Lets’ face it: the BCS is a piece of garbage. It encourages unsportsmanlike behavior – and there really seems to be too much of that these days – by forcing teams to run up scores to maintain high poll positions. It encourages corruption by allowing poll voters to affect dramatic changes at the last minute, bowing to political pressure. It has resulted in weaker overall bowl matchups. And worst of all, it denies us the ability to settle the matter of the championship on the field.
Auburn, who will face ninth-ranked and two loss Virginia Tech in the Sugar Bowl, are the first team to go undefeated in the SEC and be denied a shot at the title. They beat three top ten teams, and a good Tennessee team twice. Auburn would actually be better off under the pre-BCS system because there would at least be the possibility of sharing the title.
California led Texas in the BCS and was poised for a deserved shot in the Rose Bowl until, at the last minute, the last night of college football — on a night when Cal faced a tough competitor in Southern Miss after a long trip across the country — some voters raised Texas above Cal. This came after two weeks of politicking by Texas coach Matt Brown. There were even reports that some ballots in Texas were submitted before the games were even done.
California passed on the opportunity to score a very late, meaningless touch down, and it’s likely that move had an impact on their drop in the polls. There is no longer any room for sportsmanship when a BCS bowl is on the line. A team competing for positioning in the BCS has no choice but to pummel its opponents.

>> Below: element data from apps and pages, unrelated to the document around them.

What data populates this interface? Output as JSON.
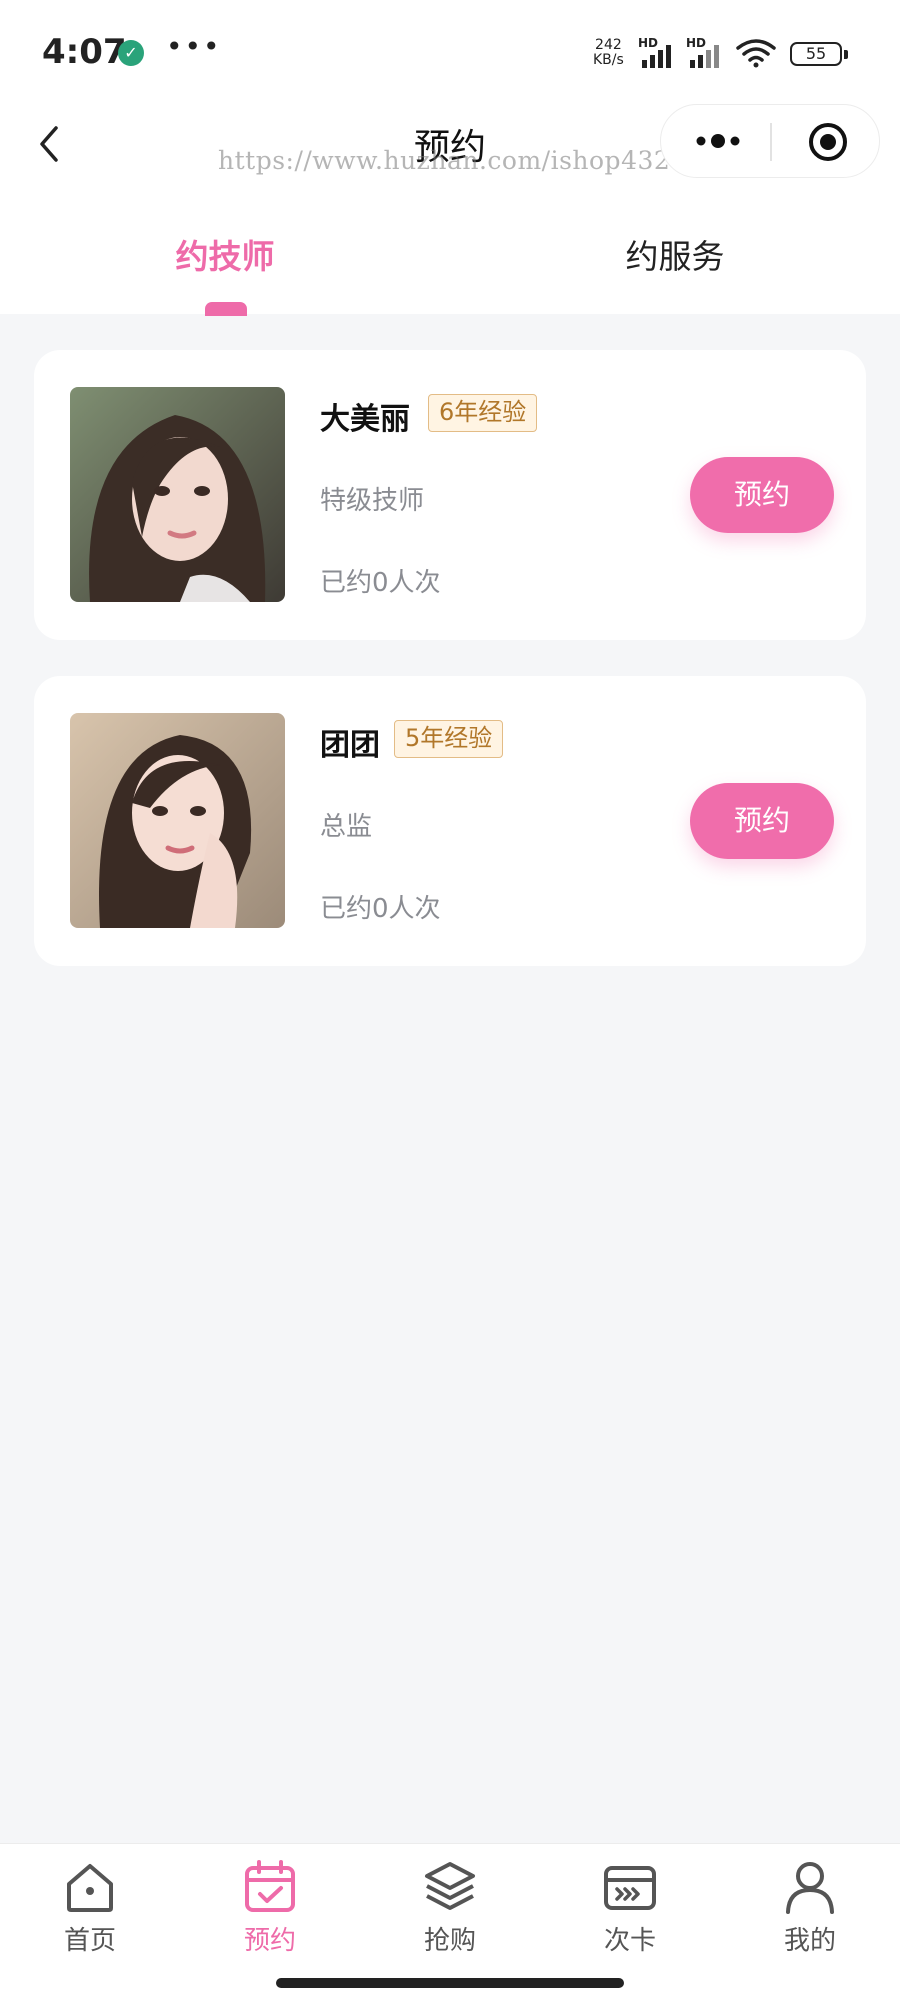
{
  "status_bar": {
    "time": "4:07",
    "speed_value": "242",
    "speed_unit": "KB/s",
    "hd1": "HD",
    "hd2": "HD",
    "battery": "55"
  },
  "nav": {
    "title": "预约",
    "watermark": "https://www.huzhan.com/ishop43289"
  },
  "tabs": {
    "technician": "约技师",
    "service": "约服务",
    "active": "technician"
  },
  "technicians": [
    {
      "name": "大美丽",
      "experience": "6年经验",
      "title": "特级技师",
      "booked": "已约0人次",
      "button": "预约"
    },
    {
      "name": "团团",
      "experience": "5年经验",
      "title": "总监",
      "booked": "已约0人次",
      "button": "预约"
    }
  ],
  "tabbar": {
    "items": [
      {
        "label": "首页",
        "icon": "home-icon"
      },
      {
        "label": "预约",
        "icon": "calendar-check-icon"
      },
      {
        "label": "抢购",
        "icon": "layers-icon"
      },
      {
        "label": "次卡",
        "icon": "card-icon"
      },
      {
        "label": "我的",
        "icon": "user-icon"
      }
    ],
    "active_index": 1
  },
  "colors": {
    "accent": "#ee6ba9",
    "badge_text": "#b1772a",
    "badge_bg": "#fff4e3",
    "muted_text": "#8a8c92",
    "page_bg": "#f5f6f8"
  }
}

The tie-ins the major bowls now have to conference championships has resulted in an 8-3 Pittburgh team playing undefeated Utah in the Fiesta Bowl, and a two loss Virgini ufabet เข้าสู่ระบบทางเข้าa Tech taking on undefeated Auburn in the Orange. Meanwhile, one loss Cal takes on 7-4 Texas Tech in the Holiday Bowl. Are these the best possible matchups that could have been put together?
I don’t think the creators of the BCS envisioned what we have now. I really believe it was an attempt to have something better. But it’s time to admit that the system is a failure, and move on. The old system is better than what we have now. A playoff system is very feasible — given that it already exists in every sport except major college football — and would generate even more money than the current bowl system. The argument that it would take too much time away from the players’ schoolwork is rubbish. Will we ever know the true details of the conspiracy among the university presidents, the bowls, and any number of parties, to deny us an honest playoff system? I doubt it. But it is shameful that the presidents of the NCAA-member universities allow such a system, that encourages corruption and poor sportsmanship, to exist.